The degree of Doctor of Veterinary Science (honoris causa) was conferred in absentia upon Harold Burnell Carter at the ceremony held at 11.30am on 1 March 1996.
Presented by the Acting Vice-Chancelior and Principal Professor D J Anderson
Harold Burnell Carter was educated at the University of Sydney, graduating with the Bachelor of Veterinary Science degree in 1933. Awarded a Walter and Eliza Hall Fellowship in Veterinary Science, he studied the skin and wool of Merino sheep at CSIRO McMaster Laboratory within the grounds of this University.

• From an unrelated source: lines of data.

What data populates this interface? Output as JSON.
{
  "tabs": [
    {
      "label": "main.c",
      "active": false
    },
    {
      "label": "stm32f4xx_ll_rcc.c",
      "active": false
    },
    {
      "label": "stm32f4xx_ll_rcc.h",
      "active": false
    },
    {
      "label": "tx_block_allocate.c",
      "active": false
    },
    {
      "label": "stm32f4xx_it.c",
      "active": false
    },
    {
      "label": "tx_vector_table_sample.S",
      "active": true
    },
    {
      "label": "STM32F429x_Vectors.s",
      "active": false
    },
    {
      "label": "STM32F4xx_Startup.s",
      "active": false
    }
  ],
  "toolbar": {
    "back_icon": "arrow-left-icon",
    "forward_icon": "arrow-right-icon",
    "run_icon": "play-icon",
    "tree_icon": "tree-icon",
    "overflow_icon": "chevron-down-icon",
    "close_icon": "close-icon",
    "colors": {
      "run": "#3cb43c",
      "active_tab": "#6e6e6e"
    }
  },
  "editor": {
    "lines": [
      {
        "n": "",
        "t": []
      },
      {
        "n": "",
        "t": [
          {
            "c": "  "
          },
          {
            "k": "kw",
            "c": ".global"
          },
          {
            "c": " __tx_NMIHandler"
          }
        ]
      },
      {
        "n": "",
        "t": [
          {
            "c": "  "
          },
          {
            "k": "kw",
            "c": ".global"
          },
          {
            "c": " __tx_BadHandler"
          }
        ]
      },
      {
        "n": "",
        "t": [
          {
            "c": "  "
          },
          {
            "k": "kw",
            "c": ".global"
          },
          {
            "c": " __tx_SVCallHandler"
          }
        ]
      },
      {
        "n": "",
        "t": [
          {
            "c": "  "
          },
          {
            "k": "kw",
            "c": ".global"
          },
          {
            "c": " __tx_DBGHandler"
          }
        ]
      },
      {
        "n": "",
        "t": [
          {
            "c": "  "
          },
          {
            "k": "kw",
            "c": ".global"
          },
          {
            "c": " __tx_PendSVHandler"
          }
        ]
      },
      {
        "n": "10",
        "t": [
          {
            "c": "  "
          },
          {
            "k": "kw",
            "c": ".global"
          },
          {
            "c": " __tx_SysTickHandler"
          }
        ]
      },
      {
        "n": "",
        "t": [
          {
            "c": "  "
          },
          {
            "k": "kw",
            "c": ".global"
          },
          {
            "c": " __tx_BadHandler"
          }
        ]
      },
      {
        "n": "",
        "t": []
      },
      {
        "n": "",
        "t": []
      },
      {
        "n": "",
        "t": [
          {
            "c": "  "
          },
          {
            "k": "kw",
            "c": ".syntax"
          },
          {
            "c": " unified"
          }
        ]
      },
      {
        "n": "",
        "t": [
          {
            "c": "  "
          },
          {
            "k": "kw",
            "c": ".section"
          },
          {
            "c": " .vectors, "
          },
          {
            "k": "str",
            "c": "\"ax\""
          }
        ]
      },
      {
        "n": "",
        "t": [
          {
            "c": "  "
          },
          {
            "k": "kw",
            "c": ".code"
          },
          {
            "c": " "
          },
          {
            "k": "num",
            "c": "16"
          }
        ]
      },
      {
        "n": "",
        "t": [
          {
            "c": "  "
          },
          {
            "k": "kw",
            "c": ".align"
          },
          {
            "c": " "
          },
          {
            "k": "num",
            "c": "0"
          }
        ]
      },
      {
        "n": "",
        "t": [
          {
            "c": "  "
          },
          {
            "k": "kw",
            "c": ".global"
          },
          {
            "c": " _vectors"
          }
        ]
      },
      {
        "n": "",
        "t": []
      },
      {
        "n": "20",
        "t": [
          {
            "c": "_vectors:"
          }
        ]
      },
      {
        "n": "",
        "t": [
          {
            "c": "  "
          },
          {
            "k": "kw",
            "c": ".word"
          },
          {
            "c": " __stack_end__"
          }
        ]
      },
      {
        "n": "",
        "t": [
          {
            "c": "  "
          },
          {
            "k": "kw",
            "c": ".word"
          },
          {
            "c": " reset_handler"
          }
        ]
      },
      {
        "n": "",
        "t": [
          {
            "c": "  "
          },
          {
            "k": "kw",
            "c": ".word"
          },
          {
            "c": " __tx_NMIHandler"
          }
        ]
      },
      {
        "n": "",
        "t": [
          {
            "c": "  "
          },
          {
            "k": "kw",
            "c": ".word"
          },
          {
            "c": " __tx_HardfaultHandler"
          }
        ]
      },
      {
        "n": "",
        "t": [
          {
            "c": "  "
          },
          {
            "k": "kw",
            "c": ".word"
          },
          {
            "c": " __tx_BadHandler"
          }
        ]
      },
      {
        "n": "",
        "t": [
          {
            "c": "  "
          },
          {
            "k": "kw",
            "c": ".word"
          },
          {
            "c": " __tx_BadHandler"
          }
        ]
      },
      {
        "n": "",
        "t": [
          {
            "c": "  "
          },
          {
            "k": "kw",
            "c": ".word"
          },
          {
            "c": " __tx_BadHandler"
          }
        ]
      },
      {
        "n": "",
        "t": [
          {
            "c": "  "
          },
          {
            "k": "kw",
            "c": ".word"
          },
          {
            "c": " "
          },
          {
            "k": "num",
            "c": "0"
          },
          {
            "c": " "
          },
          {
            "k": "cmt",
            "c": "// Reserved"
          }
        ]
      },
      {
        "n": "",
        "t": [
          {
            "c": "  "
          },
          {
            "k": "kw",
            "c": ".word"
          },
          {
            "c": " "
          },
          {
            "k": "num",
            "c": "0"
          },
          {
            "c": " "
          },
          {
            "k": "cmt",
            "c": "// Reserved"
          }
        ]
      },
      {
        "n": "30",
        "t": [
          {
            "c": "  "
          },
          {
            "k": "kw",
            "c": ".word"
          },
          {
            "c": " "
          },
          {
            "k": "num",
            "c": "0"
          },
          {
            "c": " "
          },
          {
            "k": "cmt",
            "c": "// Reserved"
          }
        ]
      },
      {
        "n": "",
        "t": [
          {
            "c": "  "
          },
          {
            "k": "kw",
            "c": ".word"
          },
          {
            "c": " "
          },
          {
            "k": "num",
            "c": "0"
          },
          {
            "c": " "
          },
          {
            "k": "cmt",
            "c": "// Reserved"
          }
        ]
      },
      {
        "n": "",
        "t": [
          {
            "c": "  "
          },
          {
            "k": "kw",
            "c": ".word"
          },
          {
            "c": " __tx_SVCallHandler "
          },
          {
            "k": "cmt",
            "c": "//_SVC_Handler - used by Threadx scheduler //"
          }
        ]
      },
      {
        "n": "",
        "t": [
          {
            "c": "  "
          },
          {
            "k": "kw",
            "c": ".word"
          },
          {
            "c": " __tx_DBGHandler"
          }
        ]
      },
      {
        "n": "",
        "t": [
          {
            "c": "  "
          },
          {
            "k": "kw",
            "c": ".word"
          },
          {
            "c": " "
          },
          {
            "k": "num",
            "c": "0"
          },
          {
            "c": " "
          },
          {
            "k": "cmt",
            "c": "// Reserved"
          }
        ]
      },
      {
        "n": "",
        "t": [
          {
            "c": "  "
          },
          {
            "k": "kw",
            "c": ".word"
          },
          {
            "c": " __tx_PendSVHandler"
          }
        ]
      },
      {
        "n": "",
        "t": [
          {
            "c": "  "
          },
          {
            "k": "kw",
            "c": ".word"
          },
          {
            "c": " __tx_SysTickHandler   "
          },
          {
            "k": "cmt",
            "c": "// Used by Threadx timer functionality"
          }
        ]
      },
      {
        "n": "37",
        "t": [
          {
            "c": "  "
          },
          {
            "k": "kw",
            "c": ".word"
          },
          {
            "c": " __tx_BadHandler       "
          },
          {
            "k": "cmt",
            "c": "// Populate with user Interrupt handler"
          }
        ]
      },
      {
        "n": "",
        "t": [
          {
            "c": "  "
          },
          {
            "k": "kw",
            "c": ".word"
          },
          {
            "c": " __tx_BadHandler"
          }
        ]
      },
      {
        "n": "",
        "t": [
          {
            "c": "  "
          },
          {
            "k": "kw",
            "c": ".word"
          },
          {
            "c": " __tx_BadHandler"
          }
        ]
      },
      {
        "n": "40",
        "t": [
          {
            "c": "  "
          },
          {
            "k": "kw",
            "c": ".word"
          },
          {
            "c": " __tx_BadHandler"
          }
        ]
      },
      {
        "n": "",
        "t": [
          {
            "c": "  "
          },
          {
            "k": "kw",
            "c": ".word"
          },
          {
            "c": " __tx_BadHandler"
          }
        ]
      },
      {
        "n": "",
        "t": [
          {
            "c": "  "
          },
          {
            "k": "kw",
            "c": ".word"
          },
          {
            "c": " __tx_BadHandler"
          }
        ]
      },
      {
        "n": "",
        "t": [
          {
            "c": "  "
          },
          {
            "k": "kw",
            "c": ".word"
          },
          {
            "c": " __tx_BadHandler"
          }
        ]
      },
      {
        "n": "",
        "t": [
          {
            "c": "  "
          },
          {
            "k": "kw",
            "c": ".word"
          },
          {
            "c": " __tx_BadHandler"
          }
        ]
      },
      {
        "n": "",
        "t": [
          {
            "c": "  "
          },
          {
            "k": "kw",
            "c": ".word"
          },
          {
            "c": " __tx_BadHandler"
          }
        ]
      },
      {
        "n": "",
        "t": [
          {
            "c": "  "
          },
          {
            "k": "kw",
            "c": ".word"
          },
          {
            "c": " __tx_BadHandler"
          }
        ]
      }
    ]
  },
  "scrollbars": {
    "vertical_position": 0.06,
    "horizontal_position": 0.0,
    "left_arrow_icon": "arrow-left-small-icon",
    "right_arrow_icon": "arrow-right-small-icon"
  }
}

His research provided our basic knowledge on the embryology, growth, development and genetic variation in the structure and function of the skin and the wool follicle. This work led to major improvements in wool production and contributed greatly to the economic development of Australia.
From his studies on the genetic selection of Merino sheep, Harold Carter discovered that it was the 18th century scientist, Sir Joseph Banks, who had arranged for merino sheep to be transported to Australia.
This led Carter to undertake detailed historical research into the life and works of Banks. His research was carried out under the auspices of the Natural History Department of the British Museum and resulted in a comprehensive review of Banks' contributions to science. Between 1764 and 1820 Joseph Banks wrote some 40,000 letters. With Carter's painstaking collection of this scattered correspondence and other archival material, Joseph Banks emerged as the key figure in the growth of natural sciences in Britain at the end of the 18th century. Harold Carter, in his 87th year, is still the Director of the Banks Archive Project of the Natural History Museum in London.
He has published many papers and several books on Joseph Banks including: His Majesty's Spanish flock: Sir Joseph Banks and the Merinos of George III of England and The Sheep and Wool Correspondence of Sir Joseph Banks 1781-1820.
Harold Carter has achieved international scholarly standing in two different fields, science and history.
Chancellor, Harold Carter cannot be with us today so I present to you Dr Kenneth Ferguson, a life time colleague of Dr Carter's and formerly Director of the Institute of Animal and Food Sciences of the CSIRO to receive the degree of Doctor of Veterinary Science (honoris causa) on behalf of Harold Burnell Carter.